The issue has torn Malaysians apart. It strikes at the very core of what we, Malaysians, have long cherished – our precious religious tolerance and harmony, one that has long been talked about and greatly admired by others.

Let’s be honest about what’s going on and do some straight talking. We have heard enough about the arguments from both sides – constitutional rights, freedom of religion, the exclusive name of the Muslim God, Christians should use “Tuhan”, et cetera – both within and outside the confines of the court.

These arguments have been repeated so many times over the years that they now sound kind of boring to many, myself included. I would love to hear new and fresh points on the debate, but there are none.

At the end of it all, I think we have to concede that what this is all about is a petty quarrel between Muslims and Christians in Malaysia. Others may disagree that this is a serious issue and not petty. But it is to me.

Why do I think so? Because I believe that other than Muslims and Christians, Malaysians of other religious backgrounds are not bothered at all.

Then again, I doubt I’m wrong in saying that only a small group of Christians and Muslims are concerned or involved in the debate over the Allah controversy.

To the majority, there are other more important and pressing matters at hand. For them, this Allah issue is irrelevant. Continue reading

Posted in MoCS (Sarawak)

I’m in love with Vida, says personal aide

a woman standing in front of a mirror posing for the cameraDATUK Seri Vida’s personal assistant Ahmad Iqbal Zulkefli has admitted to falling in love with the cosmetics millionaire and is willing to be her husband, reported Kosmo!.

“However, at this point I dare not talk about jodoh (match) matters, as it depends on God’s doing,” said the 23-year-old.

Ahmad Iqbal’s mother Mazmuni Che Yusof said she had given him her blessing if he wants to marry Vida, 46.

Ahmad Iqbal, from Kelantan, says he is a mature person and does not mind the large age gap.

“If she finds someone else, that is all right. I do not want people to think that I am close to her because of money,” he added.

Asked to comment on the matter, Vida, whose real name is Hasmiza Othman, said Ahmad Iqbal is too young and she is still traumatised by her previous divorces.

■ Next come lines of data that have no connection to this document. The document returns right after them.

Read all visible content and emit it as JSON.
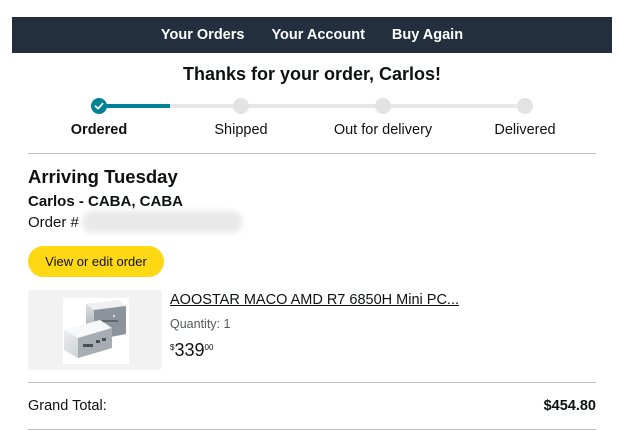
{
  "nav": {
    "items": [
      "Your Orders",
      "Your Account",
      "Buy Again"
    ]
  },
  "header": {
    "title": "Thanks for your order, Carlos!"
  },
  "progress": {
    "current_step": 0,
    "steps": [
      "Ordered",
      "Shipped",
      "Out for delivery",
      "Delivered"
    ]
  },
  "delivery": {
    "arriving": "Arriving Tuesday",
    "address": "Carlos - CABA, CABA",
    "order_label": "Order #"
  },
  "actions": {
    "view_edit": "View or edit order"
  },
  "product": {
    "title": "AOOSTAR MACO AMD R7 6850H Mini PC...",
    "quantity": "Quantity: 1",
    "price_symbol": "$",
    "price_whole": "339",
    "price_fraction": "00"
  },
  "totals": {
    "label": "Grand Total:",
    "value": "$454.80"
  },
  "colors": {
    "nav_bg": "#232f3e",
    "accent": "#008296",
    "button": "#ffd814"
  }
}
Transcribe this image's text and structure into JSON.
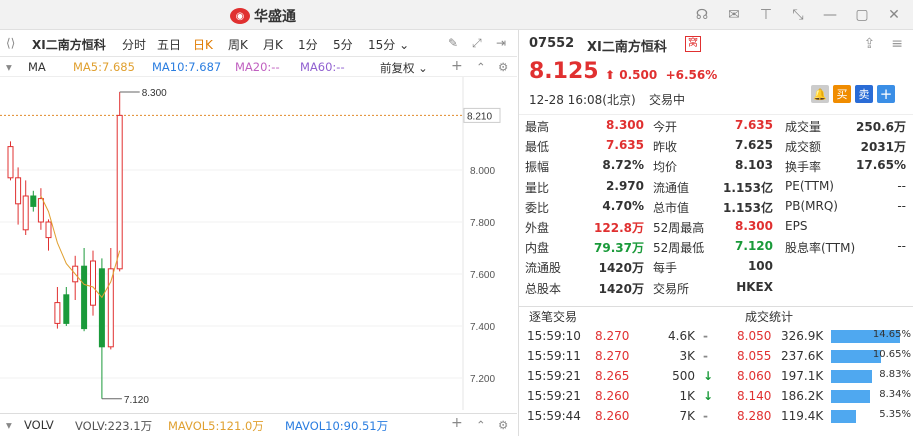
{
  "brand": {
    "name": "华盛通"
  },
  "toolbar": {
    "title": "XI二南方恒科",
    "periods": [
      "分时",
      "五日",
      "日K",
      "周K",
      "月K",
      "1分",
      "5分",
      "15分 ⌄"
    ],
    "active": "日K"
  },
  "indicators": {
    "ma": "MA",
    "ma5": "MA5:7.685",
    "ma10": "MA10:7.687",
    "ma20": "MA20:--",
    "ma60": "MA60:--",
    "adjust": "前复权 ⌄",
    "plus": "+",
    "gear": "⚙"
  },
  "chart_data": {
    "type": "candlestick",
    "y_ticks": [
      "8.000",
      "7.800",
      "7.600",
      "7.400",
      "7.200"
    ],
    "high_label": "8.300",
    "low_label": "7.120",
    "current_label": "8.210",
    "candles": [
      {
        "o": 7.97,
        "c": 8.09,
        "h": 8.11,
        "l": 7.96
      },
      {
        "o": 7.87,
        "c": 7.97,
        "h": 8.01,
        "l": 7.79
      },
      {
        "o": 7.77,
        "c": 7.9,
        "h": 7.96,
        "l": 7.75
      },
      {
        "o": 7.9,
        "c": 7.86,
        "h": 7.92,
        "l": 7.84
      },
      {
        "o": 7.8,
        "c": 7.89,
        "h": 7.93,
        "l": 7.77
      },
      {
        "o": 7.74,
        "c": 7.8,
        "h": 7.81,
        "l": 7.69
      },
      {
        "o": 7.41,
        "c": 7.49,
        "h": 7.55,
        "l": 7.39
      },
      {
        "o": 7.52,
        "c": 7.41,
        "h": 7.55,
        "l": 7.4
      },
      {
        "o": 7.57,
        "c": 7.63,
        "h": 7.67,
        "l": 7.5
      },
      {
        "o": 7.63,
        "c": 7.39,
        "h": 7.7,
        "l": 7.38
      },
      {
        "o": 7.48,
        "c": 7.65,
        "h": 7.69,
        "l": 7.44
      },
      {
        "o": 7.62,
        "c": 7.32,
        "h": 7.66,
        "l": 7.12
      },
      {
        "o": 7.32,
        "c": 7.62,
        "h": 7.7,
        "l": 7.31
      },
      {
        "o": 7.62,
        "c": 8.21,
        "h": 8.3,
        "l": 7.61
      }
    ],
    "ma_line": [
      null,
      null,
      null,
      null,
      7.9,
      7.84,
      7.72,
      7.64,
      7.6,
      7.56,
      7.55,
      7.51,
      7.57,
      7.69
    ]
  },
  "volume": {
    "volv": "VOLV",
    "volv_val": "VOLV:223.1万",
    "mavol5": "MAVOL5:121.0万",
    "mavol10": "MAVOL10:90.51万"
  },
  "stock": {
    "code": "07552",
    "name": "XI二南方恒科",
    "badge": "窝",
    "price": "8.125",
    "change": "0.500",
    "change_pct": "+6.56%",
    "time": "12-28  16:08(北京)",
    "status": "交易中",
    "buy": "买",
    "sell": "卖",
    "add": "+"
  },
  "stats": [
    [
      {
        "l": "最高",
        "v": "8.300",
        "c": "r"
      },
      {
        "l": "今开",
        "v": "7.635",
        "c": "r"
      },
      {
        "l": "成交量",
        "v": "250.6万",
        "c": "b"
      }
    ],
    [
      {
        "l": "最低",
        "v": "7.635",
        "c": "r"
      },
      {
        "l": "昨收",
        "v": "7.625",
        "c": "b"
      },
      {
        "l": "成交额",
        "v": "2031万",
        "c": "b"
      }
    ],
    [
      {
        "l": "振幅",
        "v": "8.72%",
        "c": "b"
      },
      {
        "l": "均价",
        "v": "8.103",
        "c": "b"
      },
      {
        "l": "换手率",
        "v": "17.65%",
        "c": "b"
      }
    ],
    [
      {
        "l": "量比",
        "v": "2.970",
        "c": "b"
      },
      {
        "l": "流通值",
        "v": "1.153亿",
        "c": "b"
      },
      {
        "l": "PE(TTM)",
        "v": "--",
        "c": "l"
      }
    ],
    [
      {
        "l": "委比",
        "v": "4.70%",
        "c": "b"
      },
      {
        "l": "总市值",
        "v": "1.153亿",
        "c": "b"
      },
      {
        "l": "PB(MRQ)",
        "v": "--",
        "c": "l"
      }
    ],
    [
      {
        "l": "外盘",
        "v": "122.8万",
        "c": "r"
      },
      {
        "l": "52周最高",
        "v": "8.300",
        "c": "r"
      },
      {
        "l": "EPS",
        "v": "",
        "c": "l"
      }
    ],
    [
      {
        "l": "内盘",
        "v": "79.37万",
        "c": "g"
      },
      {
        "l": "52周最低",
        "v": "7.120",
        "c": "g"
      },
      {
        "l": "股息率(TTM)",
        "v": "--",
        "c": "l"
      }
    ],
    [
      {
        "l": "流通股",
        "v": "1420万",
        "c": "b"
      },
      {
        "l": "每手",
        "v": "100",
        "c": "b"
      },
      {
        "l": "",
        "v": "",
        "c": "l"
      }
    ],
    [
      {
        "l": "总股本",
        "v": "1420万",
        "c": "b"
      },
      {
        "l": "交易所",
        "v": "HKEX",
        "c": "b"
      },
      {
        "l": "",
        "v": "",
        "c": "l"
      }
    ]
  ],
  "trades_title": "逐笔交易",
  "stats_title": "成交统计",
  "trades": [
    {
      "t": "15:59:10",
      "p": "8.270",
      "q": "4.6K",
      "d": "-",
      "sp": "8.050",
      "sv": "326.9K",
      "pct": "14.65%",
      "f": 0.98
    },
    {
      "t": "15:59:11",
      "p": "8.270",
      "q": "3K",
      "d": "-",
      "sp": "8.055",
      "sv": "237.6K",
      "pct": "10.65%",
      "f": 0.71
    },
    {
      "t": "15:59:21",
      "p": "8.265",
      "q": "500",
      "d": "↓",
      "sp": "8.060",
      "sv": "197.1K",
      "pct": "8.83%",
      "f": 0.59
    },
    {
      "t": "15:59:21",
      "p": "8.260",
      "q": "1K",
      "d": "↓",
      "sp": "8.140",
      "sv": "186.2K",
      "pct": "8.34%",
      "f": 0.56
    },
    {
      "t": "15:59:44",
      "p": "8.260",
      "q": "7K",
      "d": "-",
      "sp": "8.280",
      "sv": "119.4K",
      "pct": "5.35%",
      "f": 0.36
    }
  ]
}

She also said her family is not ready for her to get a new partner.

Vida married Fairuz Ahmad Zainuddin, 39, in January 2014. It was her third marriage.

The couple filed for divorce in April this year.

  • The Star Online
Posted in Feel-Good story, MoCS (Sarawak)

Redesignate CM’s post in Sabah, S’wak as prime minister

By Francis Paul Siah

COMMENT | Somehow, I feel vindicated. Following the initial backlash I received on my article “Are Sabahans, Sarawakians, only good as No 2?” published in Malaysiakini recently, I am glad that many of my fellow Sarawakians also share my views.

Initially, there were negative remarks such as “Don’t dream, Sarawak will always be No 2. Be contented”, “Do you have the numbers to become PM?”, and “Sorry, you are not even No 2”.

As a writer, I do not expect readers to agree with everything I wrote nor share my thoughts or sentiments on certain issues because only a fool will agree with you all the time. I do appreciate serious and sincere rebuttals.

There is one Malaysiakini reader in particular whom I wish to thank. He goes by the pen-name “Prudent”. His was the most logical and sensible reaction, one which has become the subject of this article.

Prudent commented: “If Sabah and Sarawak are re-designated as ‘territories’ and not merely the 12th and 13th state in Malaysia, then their chief ministers can be re-designated as ‘premiers’ – same title as Lee Kuan Yew when Singapore was part of Malaysia.

Certain devolution of powers to Sabah and Sarawak as per the Malaysia Agreement can be enacted. Of course, there is no question of Sabahans and Sarawakians being only good for No 2 as alleged. If Parliament so willed, any MP can be No 1, including any MP from Sabah and Sarawak.”

I agree wholeheartedly. I have not thought of that option. It’s definitely better than the so-called Pakatan Harapan (Harapan) promise of creating a second deputy prime minister’s post for Sabah and Sarawak if it wins the forthcoming 14th general election. Continue reading

Posted in MoCS (Sarawak)